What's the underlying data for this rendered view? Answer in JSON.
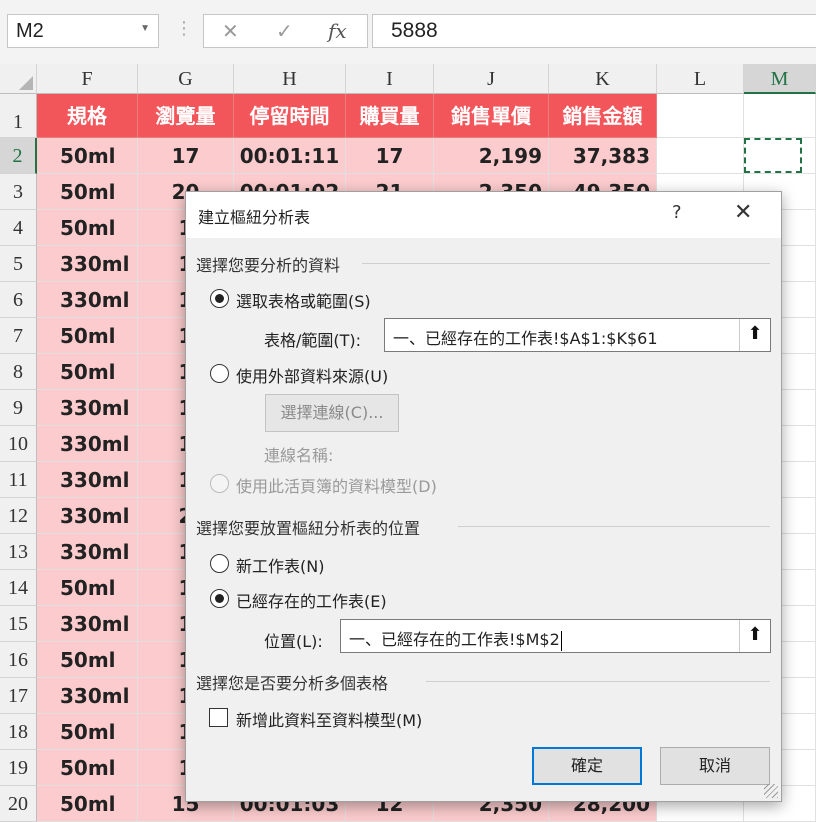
{
  "formula_bar": {
    "name_box": "M2",
    "cancel_glyph": "✕",
    "enter_glyph": "✓",
    "fx_label": "fx",
    "value": "5888"
  },
  "columns": [
    "F",
    "G",
    "H",
    "I",
    "J",
    "K",
    "L",
    "M"
  ],
  "header_row": [
    "規格",
    "瀏覽量",
    "停留時間",
    "購買量",
    "銷售單價",
    "銷售金額"
  ],
  "rows": [
    {
      "num": "1"
    },
    {
      "num": "2",
      "cells": [
        "50ml",
        "17",
        "00:01:11",
        "17",
        "2,199",
        "37,383"
      ]
    },
    {
      "num": "3",
      "cells": [
        "50ml",
        "20",
        "00:01:02",
        "21",
        "2,350",
        "49,350"
      ]
    },
    {
      "num": "4",
      "cells": [
        "50ml",
        "1",
        "",
        "",
        "",
        ""
      ]
    },
    {
      "num": "5",
      "cells": [
        "330ml",
        "1",
        "",
        "",
        "",
        ""
      ]
    },
    {
      "num": "6",
      "cells": [
        "330ml",
        "1",
        "",
        "",
        "",
        ""
      ]
    },
    {
      "num": "7",
      "cells": [
        "50ml",
        "1",
        "",
        "",
        "",
        ""
      ]
    },
    {
      "num": "8",
      "cells": [
        "50ml",
        "1",
        "",
        "",
        "",
        ""
      ]
    },
    {
      "num": "9",
      "cells": [
        "330ml",
        "1",
        "",
        "",
        "",
        ""
      ]
    },
    {
      "num": "10",
      "cells": [
        "330ml",
        "1",
        "",
        "",
        "",
        ""
      ]
    },
    {
      "num": "11",
      "cells": [
        "330ml",
        "1",
        "",
        "",
        "",
        ""
      ]
    },
    {
      "num": "12",
      "cells": [
        "330ml",
        "2",
        "",
        "",
        "",
        ""
      ]
    },
    {
      "num": "13",
      "cells": [
        "330ml",
        "1",
        "",
        "",
        "",
        ""
      ]
    },
    {
      "num": "14",
      "cells": [
        "50ml",
        "1",
        "",
        "",
        "",
        ""
      ]
    },
    {
      "num": "15",
      "cells": [
        "330ml",
        "1",
        "",
        "",
        "",
        ""
      ]
    },
    {
      "num": "16",
      "cells": [
        "50ml",
        "1",
        "",
        "",
        "",
        ""
      ]
    },
    {
      "num": "17",
      "cells": [
        "330ml",
        "1",
        "",
        "",
        "",
        ""
      ]
    },
    {
      "num": "18",
      "cells": [
        "50ml",
        "1",
        "",
        "",
        "",
        ""
      ]
    },
    {
      "num": "19",
      "cells": [
        "50ml",
        "1",
        "",
        "",
        "",
        ""
      ]
    },
    {
      "num": "20",
      "cells": [
        "50ml",
        "15",
        "00:01:03",
        "12",
        "2,350",
        "28,200"
      ]
    }
  ],
  "dialog": {
    "title": "建立樞紐分析表",
    "help": "?",
    "close": "✕",
    "section1": "選擇您要分析的資料",
    "opt_select_range": "選取表格或範圍(S)",
    "range_label": "表格/範圍(T):",
    "range_value": "一、已經存在的工作表!$A$1:$K$61",
    "opt_external": "使用外部資料來源(U)",
    "choose_conn": "選擇連線(C)...",
    "conn_name": "連線名稱:",
    "opt_data_model": "使用此活頁簿的資料模型(D)",
    "section2": "選擇您要放置樞紐分析表的位置",
    "opt_new_sheet": "新工作表(N)",
    "opt_existing_sheet": "已經存在的工作表(E)",
    "location_label": "位置(L):",
    "location_value": "一、已經存在的工作表!$M$2",
    "section3": "選擇您是否要分析多個表格",
    "add_to_model": "新增此資料至資料模型(M)",
    "ok": "確定",
    "cancel": "取消",
    "picker_glyph": "⬆"
  }
}
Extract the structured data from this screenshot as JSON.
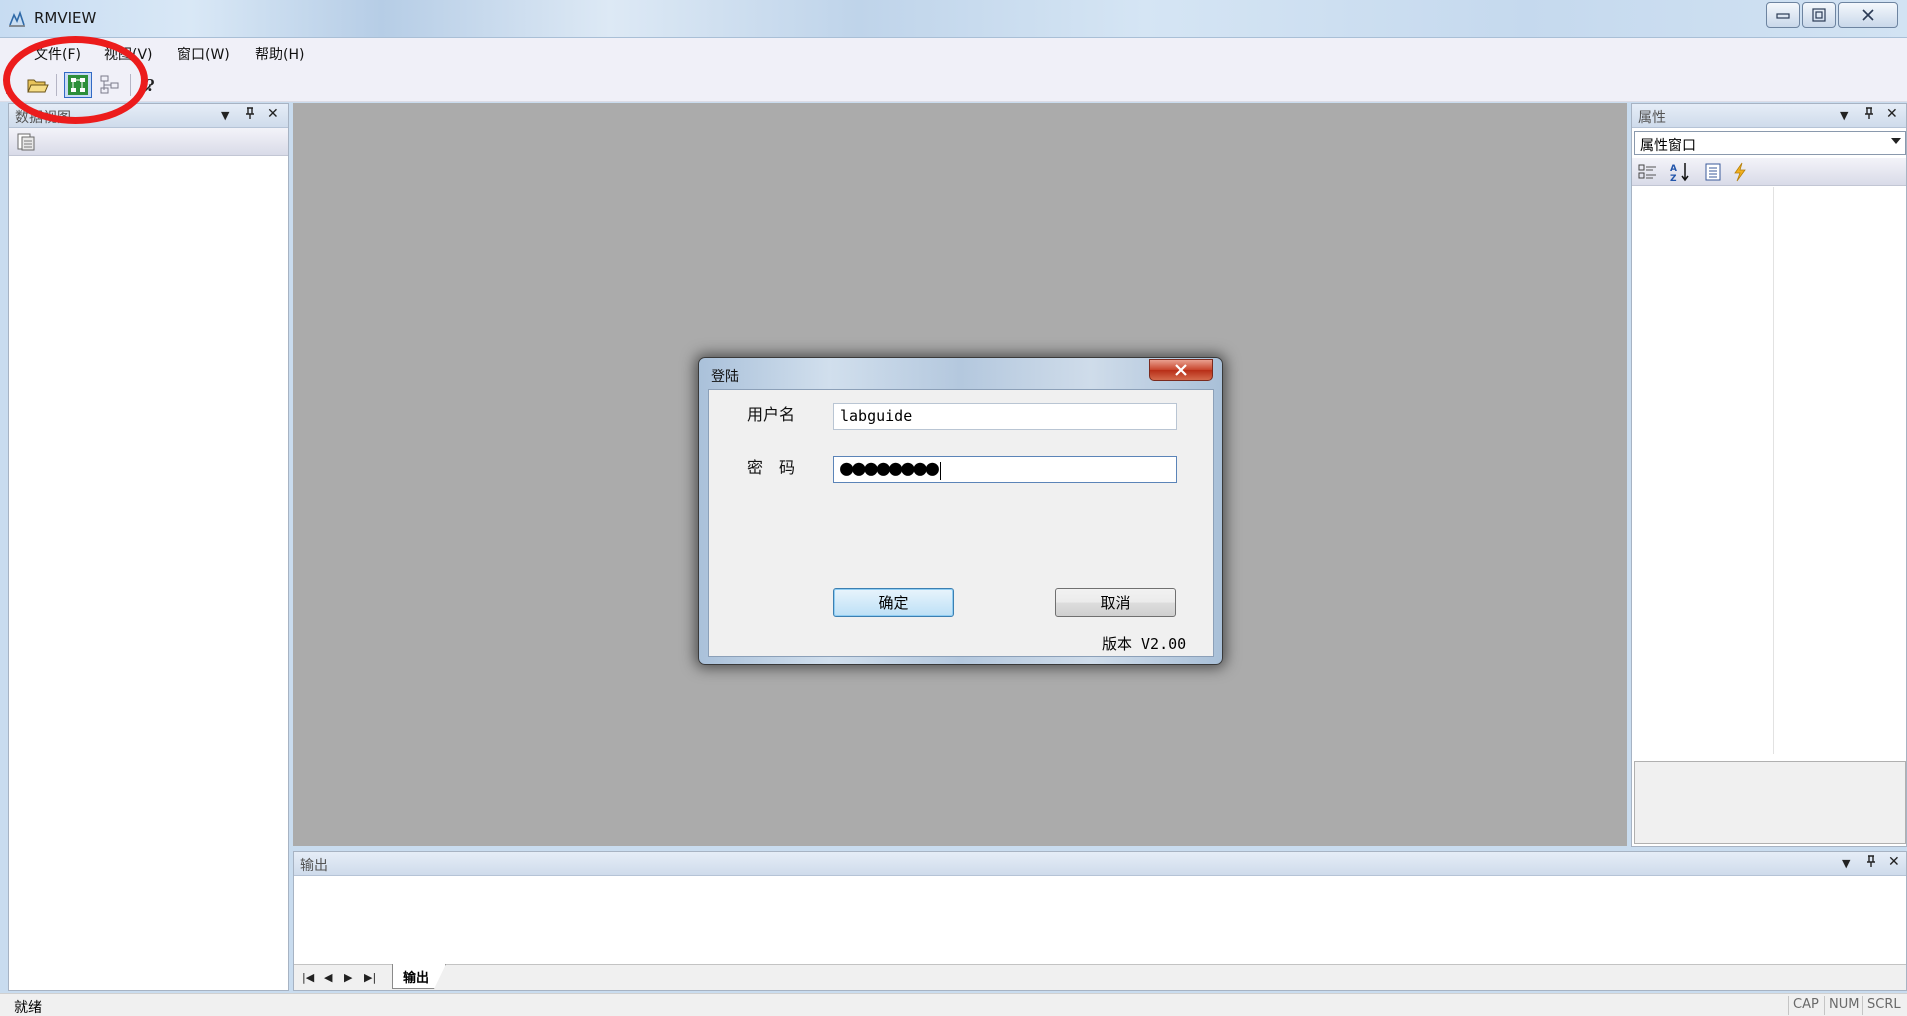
{
  "window": {
    "title": "RMVIEW",
    "controls": {
      "minimize": "minimize",
      "maximize": "maximize",
      "close": "close"
    }
  },
  "menu": {
    "items": [
      {
        "label": "文件(F)"
      },
      {
        "label": "视图(V)"
      },
      {
        "label": "窗口(W)"
      },
      {
        "label": "帮助(H)"
      }
    ]
  },
  "toolbar": {
    "buttons": [
      {
        "icon": "open-folder-icon",
        "active": false
      },
      {
        "icon": "tree-view-icon",
        "active": true
      },
      {
        "icon": "tree-layout-icon",
        "active": false
      },
      {
        "icon": "help-icon",
        "active": false
      }
    ]
  },
  "left_panel": {
    "title": "数据视图",
    "controls": {
      "dropdown": "▼",
      "pin": "ㅁ",
      "close": "✕"
    }
  },
  "right_panel": {
    "title": "属性",
    "combo_value": "属性窗口",
    "controls": {
      "dropdown": "▼",
      "pin": "ㅁ",
      "close": "✕"
    }
  },
  "output_panel": {
    "title": "输出",
    "tab_label": "输出",
    "nav": {
      "first": "|◀",
      "prev": "◀",
      "next": "▶",
      "last": "▶|"
    }
  },
  "dialog": {
    "title": "登陆",
    "username_label": "用户名",
    "username_value": "labguide",
    "password_label": "密　码",
    "password_mask": "●●●●●●●●",
    "ok_label": "确定",
    "cancel_label": "取消",
    "version": "版本 V2.00"
  },
  "status": {
    "text": "就绪",
    "indicators": [
      "CAP",
      "NUM",
      "SCRL"
    ]
  },
  "colors": {
    "annotation": "#ec1c1c",
    "mdi_background": "#ababab",
    "dialog_close": "#c7442b"
  }
}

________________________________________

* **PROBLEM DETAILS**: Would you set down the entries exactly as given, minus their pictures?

* **RESULT OF THE TASK**:
What's the underlying data for this rendered view? Answer in JSON.
{
  "formula_bar": {
    "name_box": "M2",
    "cancel_glyph": "✕",
    "enter_glyph": "✓",
    "fx_label": "fx",
    "value": "5888"
  },
  "columns": [
    "F",
    "G",
    "H",
    "I",
    "J",
    "K",
    "L",
    "M"
  ],
  "header_row": [
    "規格",
    "瀏覽量",
    "停留時間",
    "購買量",
    "銷售單價",
    "銷售金額"
  ],
  "rows": [
    {
      "num": "1"
    },
    {
      "num": "2",
      "cells": [
        "50ml",
        "17",
        "00:01:11",
        "17",
        "2,199",
        "37,383"
      ]
    },
    {
      "num": "3",
      "cells": [
        "50ml",
        "20",
        "00:01:02",
        "21",
        "2,350",
        "49,350"
      ]
    },
    {
      "num": "4",
      "cells": [
        "50ml",
        "1",
        "",
        "",
        "",
        ""
      ]
    },
    {
      "num": "5",
      "cells": [
        "330ml",
        "1",
        "",
        "",
        "",
        ""
      ]
    },
    {
      "num": "6",
      "cells": [
        "330ml",
        "1",
        "",
        "",
        "",
        ""
      ]
    },
    {
      "num": "7",
      "cells": [
        "50ml",
        "1",
        "",
        "",
        "",
        ""
      ]
    },
    {
      "num": "8",
      "cells": [
        "50ml",
        "1",
        "",
        "",
        "",
        ""
      ]
    },
    {
      "num": "9",
      "cells": [
        "330ml",
        "1",
        "",
        "",
        "",
        ""
      ]
    },
    {
      "num": "10",
      "cells": [
        "330ml",
        "1",
        "",
        "",
        "",
        ""
      ]
    },
    {
      "num": "11",
      "cells": [
        "330ml",
        "1",
        "",
        "",
        "",
        ""
      ]
    },
    {
      "num": "12",
      "cells": [
        "330ml",
        "2",
        "",
        "",
        "",
        ""
      ]
    },
    {
      "num": "13",
      "cells": [
        "330ml",
        "1",
        "",
        "",
        "",
        ""
      ]
    },
    {
      "num": "14",
      "cells": [
        "50ml",
        "1",
        "",
        "",
        "",
        ""
      ]
    },
    {
      "num": "15",
      "cells": [
        "330ml",
        "1",
        "",
        "",
        "",
        ""
      ]
    },
    {
      "num": "16",
      "cells": [
        "50ml",
        "1",
        "",
        "",
        "",
        ""
      ]
    },
    {
      "num": "17",
      "cells": [
        "330ml",
        "1",
        "",
        "",
        "",
        ""
      ]
    },
    {
      "num": "18",
      "cells": [
        "50ml",
        "1",
        "",
        "",
        "",
        ""
      ]
    },
    {
      "num": "19",
      "cells": [
        "50ml",
        "1",
        "",
        "",
        "",
        ""
      ]
    },
    {
      "num": "20",
      "cells": [
        "50ml",
        "15",
        "00:01:03",
        "12",
        "2,350",
        "28,200"
      ]
    }
  ],
  "dialog": {
    "title": "建立樞紐分析表",
    "help": "?",
    "close": "✕",
    "section1": "選擇您要分析的資料",
    "opt_select_range": "選取表格或範圍(S)",
    "range_label": "表格/範圍(T):",
    "range_value": "一、已經存在的工作表!$A$1:$K$61",
    "opt_external": "使用外部資料來源(U)",
    "choose_conn": "選擇連線(C)...",
    "conn_name": "連線名稱:",
    "opt_data_model": "使用此活頁簿的資料模型(D)",
    "section2": "選擇您要放置樞紐分析表的位置",
    "opt_new_sheet": "新工作表(N)",
    "opt_existing_sheet": "已經存在的工作表(E)",
    "location_label": "位置(L):",
    "location_value": "一、已經存在的工作表!$M$2",
    "section3": "選擇您是否要分析多個表格",
    "add_to_model": "新增此資料至資料模型(M)",
    "ok": "確定",
    "cancel": "取消",
    "picker_glyph": "⬆"
  }
}
Extract the structured data from this screenshot as JSON.
{
  "window": {
    "title": "RMVIEW",
    "controls": {
      "minimize": "minimize",
      "maximize": "maximize",
      "close": "close"
    }
  },
  "menu": {
    "items": [
      {
        "label": "文件(F)"
      },
      {
        "label": "视图(V)"
      },
      {
        "label": "窗口(W)"
      },
      {
        "label": "帮助(H)"
      }
    ]
  },
  "toolbar": {
    "buttons": [
      {
        "icon": "open-folder-icon",
        "active": false
      },
      {
        "icon": "tree-view-icon",
        "active": true
      },
      {
        "icon": "tree-layout-icon",
        "active": false
      },
      {
        "icon": "help-icon",
        "active": false
      }
    ]
  },
  "left_panel": {
    "title": "数据视图",
    "controls": {
      "dropdown": "▼",
      "pin": "ㅁ",
      "close": "✕"
    }
  },
  "right_panel": {
    "title": "属性",
    "combo_value": "属性窗口",
    "controls": {
      "dropdown": "▼",
      "pin": "ㅁ",
      "close": "✕"
    }
  },
  "output_panel": {
    "title": "输出",
    "tab_label": "输出",
    "nav": {
      "first": "|◀",
      "prev": "◀",
      "next": "▶",
      "last": "▶|"
    }
  },
  "dialog": {
    "title": "登陆",
    "username_label": "用户名",
    "username_value": "labguide",
    "password_label": "密　码",
    "password_mask": "●●●●●●●●",
    "ok_label": "确定",
    "cancel_label": "取消",
    "version": "版本 V2.00"
  },
  "status": {
    "text": "就绪",
    "indicators": [
      "CAP",
      "NUM",
      "SCRL"
    ]
  },
  "colors": {
    "annotation": "#ec1c1c",
    "mdi_background": "#ababab",
    "dialog_close": "#c7442b"
  }
}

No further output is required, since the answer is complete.